**Description of the task**
Return the data below exactly, minus the pictures.
▼
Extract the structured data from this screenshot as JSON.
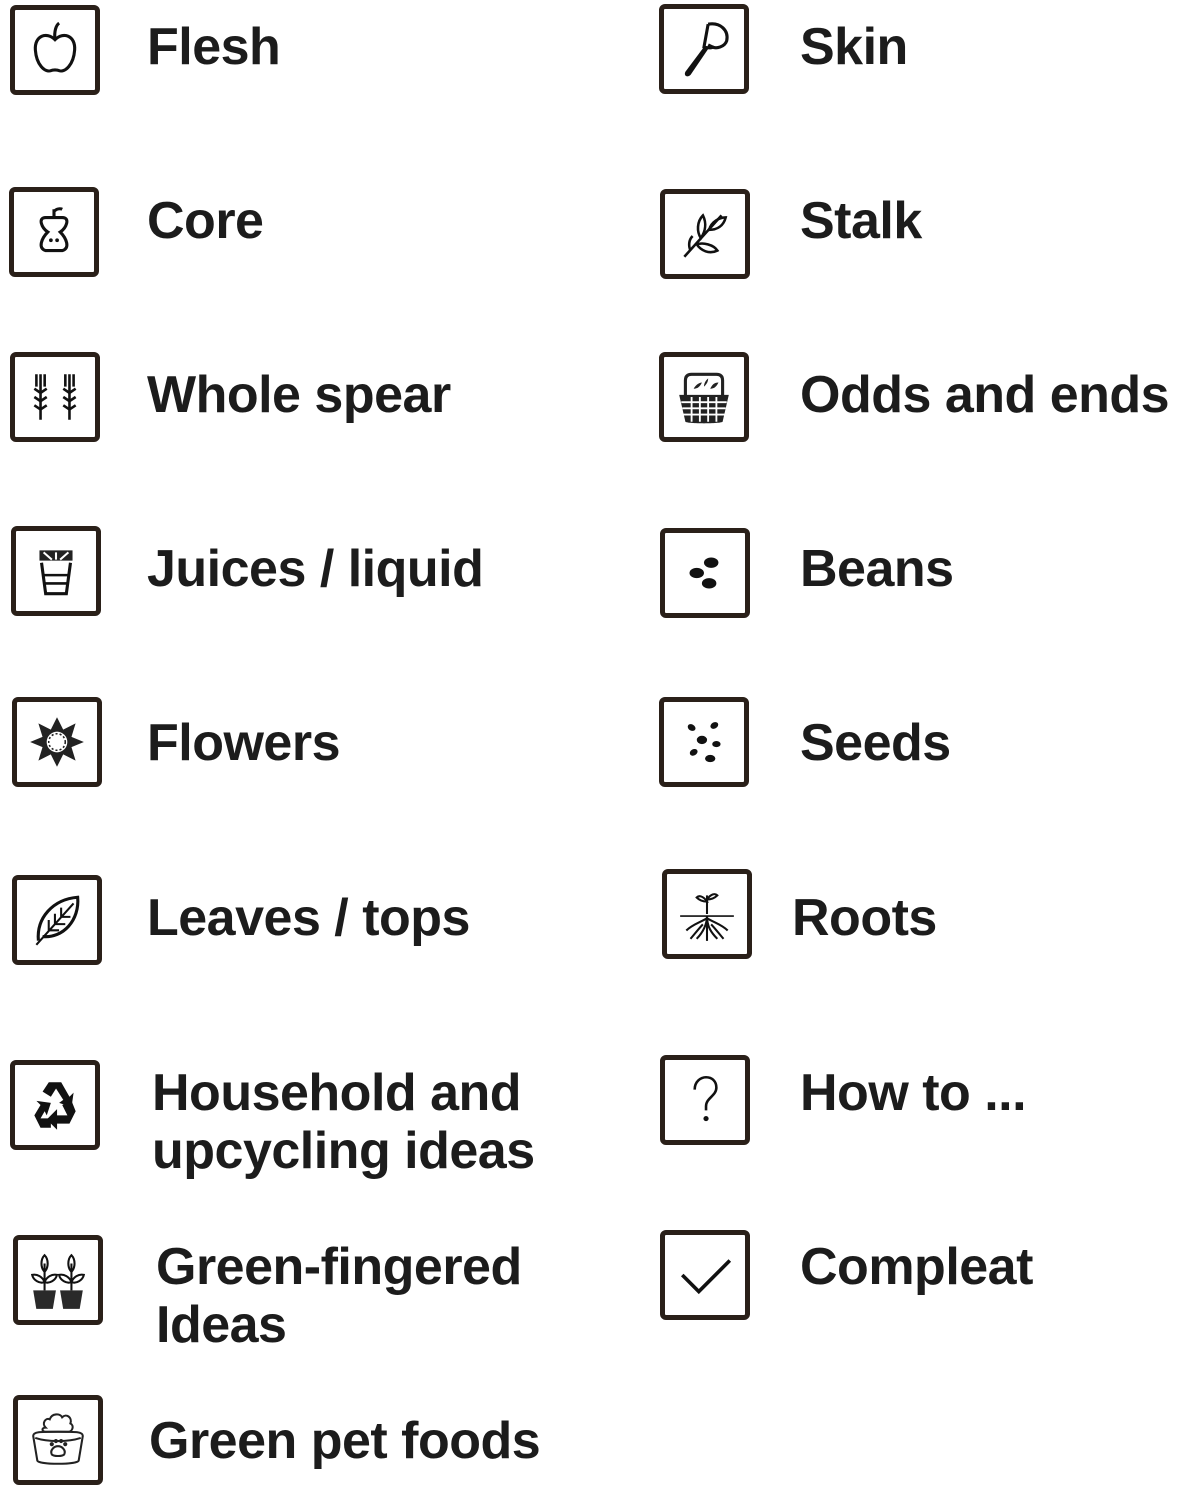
{
  "legend": {
    "left": [
      {
        "label": "Flesh",
        "icon": "apple-icon"
      },
      {
        "label": "Core",
        "icon": "apple-core-icon"
      },
      {
        "label": "Whole spear",
        "icon": "wheat-icon"
      },
      {
        "label": "Juices / liquid",
        "icon": "juice-glass-icon"
      },
      {
        "label": "Flowers",
        "icon": "flower-icon"
      },
      {
        "label": "Leaves / tops",
        "icon": "leaf-icon"
      },
      {
        "label_line1": "Household and",
        "label_line2": "upcycling ideas",
        "icon": "recycle-icon"
      },
      {
        "label_line1": "Green-fingered",
        "label_line2": "Ideas",
        "icon": "potted-plants-icon"
      },
      {
        "label": "Green pet foods",
        "icon": "pet-bowl-icon"
      }
    ],
    "right": [
      {
        "label": "Skin",
        "icon": "peeler-icon"
      },
      {
        "label": "Stalk",
        "icon": "stalk-icon"
      },
      {
        "label": "Odds and ends",
        "icon": "basket-icon"
      },
      {
        "label": "Beans",
        "icon": "beans-icon"
      },
      {
        "label": "Seeds",
        "icon": "seeds-icon"
      },
      {
        "label": "Roots",
        "icon": "roots-icon"
      },
      {
        "label": "How to ...",
        "icon": "question-mark-icon"
      },
      {
        "label": "Compleat",
        "icon": "checkmark-icon"
      }
    ]
  }
}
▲
**Exercise response**
Extract the structured data from this screenshot as JSON.
{
  "legend": {
    "left": [
      {
        "label": "Flesh",
        "icon": "apple-icon"
      },
      {
        "label": "Core",
        "icon": "apple-core-icon"
      },
      {
        "label": "Whole spear",
        "icon": "wheat-icon"
      },
      {
        "label": "Juices / liquid",
        "icon": "juice-glass-icon"
      },
      {
        "label": "Flowers",
        "icon": "flower-icon"
      },
      {
        "label": "Leaves / tops",
        "icon": "leaf-icon"
      },
      {
        "label_line1": "Household and",
        "label_line2": "upcycling ideas",
        "icon": "recycle-icon"
      },
      {
        "label_line1": "Green-fingered",
        "label_line2": "Ideas",
        "icon": "potted-plants-icon"
      },
      {
        "label": "Green pet foods",
        "icon": "pet-bowl-icon"
      }
    ],
    "right": [
      {
        "label": "Skin",
        "icon": "peeler-icon"
      },
      {
        "label": "Stalk",
        "icon": "stalk-icon"
      },
      {
        "label": "Odds and ends",
        "icon": "basket-icon"
      },
      {
        "label": "Beans",
        "icon": "beans-icon"
      },
      {
        "label": "Seeds",
        "icon": "seeds-icon"
      },
      {
        "label": "Roots",
        "icon": "roots-icon"
      },
      {
        "label": "How to ...",
        "icon": "question-mark-icon"
      },
      {
        "label": "Compleat",
        "icon": "checkmark-icon"
      }
    ]
  }
}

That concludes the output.